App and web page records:
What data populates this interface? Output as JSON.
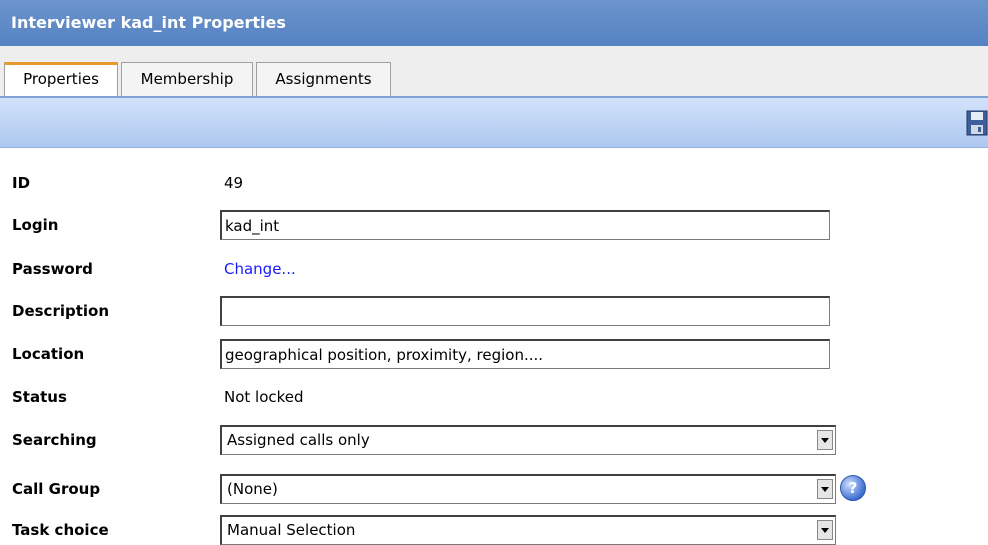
{
  "title": "Interviewer kad_int Properties",
  "tabs": [
    {
      "label": "Properties",
      "active": true
    },
    {
      "label": "Membership",
      "active": false
    },
    {
      "label": "Assignments",
      "active": false
    }
  ],
  "toolbar": {
    "save_icon": "save-icon"
  },
  "fields": {
    "id": {
      "label": "ID",
      "value": "49"
    },
    "login": {
      "label": "Login",
      "value": "kad_int"
    },
    "password": {
      "label": "Password",
      "link": "Change..."
    },
    "description": {
      "label": "Description",
      "value": ""
    },
    "location": {
      "label": "Location",
      "value": "geographical position, proximity, region...."
    },
    "status": {
      "label": "Status",
      "value": "Not locked"
    },
    "searching": {
      "label": "Searching",
      "value": "Assigned calls only"
    },
    "call_group": {
      "label": "Call Group",
      "value": "(None)",
      "help_icon": "help-icon"
    },
    "task_choice": {
      "label": "Task choice",
      "value": "Manual Selection"
    }
  },
  "colors": {
    "title_bar": "#5b87c6",
    "active_tab_accent": "#e89a2c",
    "toolbar": "#c0d6f7",
    "link": "#1a1aff"
  }
}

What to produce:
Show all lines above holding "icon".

Output of the exercise:
    "save_icon": "save-icon"
      "help_icon": "help-icon"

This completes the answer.